The study would be done in partnership with Alaska Regional Hospital. The bill will also require the researchers to update the legislature every year for the duration of the study.
Amanda Slaunwhite, director of UAA Center for Alcohol and Addiction studies expressed support for the bill. She said approximately 70 percent of mothers who have had one child exposed to drugs or alcohol in utero, will have another.
“It’s important that we figure out how to solve these challenges related to unintended pregnancy and access to substance abuse treatment, especially in this opioid epidemic,” Slaunwhite said.
Jeff Jessee, dean of UAA’s College of Health, also gave his support of the bill at the April 17 meeting.
“Part of the essential elements of the research is that there are women that don’t choose long-acting, reversible contraception, that either they choose not to have birth control at all, or choose alternative methods to birth control,” Jessee said. “That’s what enables us to have a control group so that we can test out… not where the birth control is effective, but what’s the most effective strategies for wrapping around these women, to help them see that they have control over at least part of their future. Even if they don’t see how they can control their addiction.”
While the bill is rooted in good intentions, some believe the bill is promoting an unethical study.
Fairbanks equal rights activist group, the Hrrrl Scouts, posted on their Facebook page urging their followers to “flood the inboxes of the House Health and Social Services Committee” in opposition to the bill. In a post from April 24, the group provided a sample letter and contact info for representatives on the House Health and Social Services Committee.
“This is the creepy bill,” the post read. “We know [long-acting, reversible contraceptives] work. This is just an attempt to control women’s bodies masquerading as caring. It’s unethical to single out women struggling with substance abuse, especially as there is not a definitive plan in place for the removal of the devices.”
On April 25, the group posted to their page a screenshot of an email response from Rep. Ivy Spohnholz, Democrat from Anchorage and chair of the House Health and Social Services Committee.
“SB 198 will not be moving out of committee. This bill was a well-intentioned but poorly crafted attempt to increase contraception for a vulnerable population,” Spohnholz’s email said.

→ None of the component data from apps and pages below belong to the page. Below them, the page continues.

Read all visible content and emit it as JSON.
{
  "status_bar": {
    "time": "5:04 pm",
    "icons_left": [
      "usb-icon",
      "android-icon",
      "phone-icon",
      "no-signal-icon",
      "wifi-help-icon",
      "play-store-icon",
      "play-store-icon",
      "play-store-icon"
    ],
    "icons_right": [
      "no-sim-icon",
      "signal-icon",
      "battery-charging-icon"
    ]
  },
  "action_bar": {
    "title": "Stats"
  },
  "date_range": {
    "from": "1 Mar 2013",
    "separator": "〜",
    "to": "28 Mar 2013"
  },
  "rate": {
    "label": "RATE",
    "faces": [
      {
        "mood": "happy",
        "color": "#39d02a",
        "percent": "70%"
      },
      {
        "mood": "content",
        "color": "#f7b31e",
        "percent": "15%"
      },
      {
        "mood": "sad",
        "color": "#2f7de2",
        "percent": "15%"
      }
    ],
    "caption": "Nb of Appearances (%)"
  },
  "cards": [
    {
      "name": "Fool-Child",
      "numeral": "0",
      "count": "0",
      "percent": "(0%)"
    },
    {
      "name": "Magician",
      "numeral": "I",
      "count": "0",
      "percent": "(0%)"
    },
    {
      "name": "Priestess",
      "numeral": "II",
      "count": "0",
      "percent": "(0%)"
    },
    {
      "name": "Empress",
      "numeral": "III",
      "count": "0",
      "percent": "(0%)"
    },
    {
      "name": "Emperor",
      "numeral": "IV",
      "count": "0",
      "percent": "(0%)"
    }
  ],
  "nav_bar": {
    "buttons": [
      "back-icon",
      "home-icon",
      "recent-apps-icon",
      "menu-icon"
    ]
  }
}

University of Alaska Fairbanks’ Generation Action chapter also had reservations about the bill, posting April 24 on their Facebook page urging followers to contact representatives in the House Health and Social Services Committee.
“We’re sharing this a little late, but they canceled both hearings on this HORRIBLE bill so here’s the contact info for the Reps on the House Health & Social Services Committee and the bill’s sponsor,” the post read, along with contact information for all of the representatives on the committee.
The study is following up with a two-year experiment that stocked Fetal Alcohol Spectrum Disorder informational posters and pregnancy tests in bars across the state. The study, concluded in 2015, was conducted by UAA’s Institute for Circumpolar Health Studies. Over 2,000 women in Anchorage, Juneau, Homer and Kodiak chose to participate in the experiment. The results were compared to results from Fairbanks, Nome and Dillingham, where only Fetal Alcohol Spectrum Disorder posters were displayed.
Researchers found that bars that offered the pregnancy test dispensers and the posters were more effective than bars that only displayed the posters. The study also discovered 42 women who found they were pregnant and committed to abstaining from alcohol while pregnant.
“It was highly controversial at the time, now it’s not so controversial. It has produced an amazing amount of data. More than we expected we would get,” Kelly said in the April 17 committee meeting.
The bill is currently stalled in the House Health and Social Services Committee.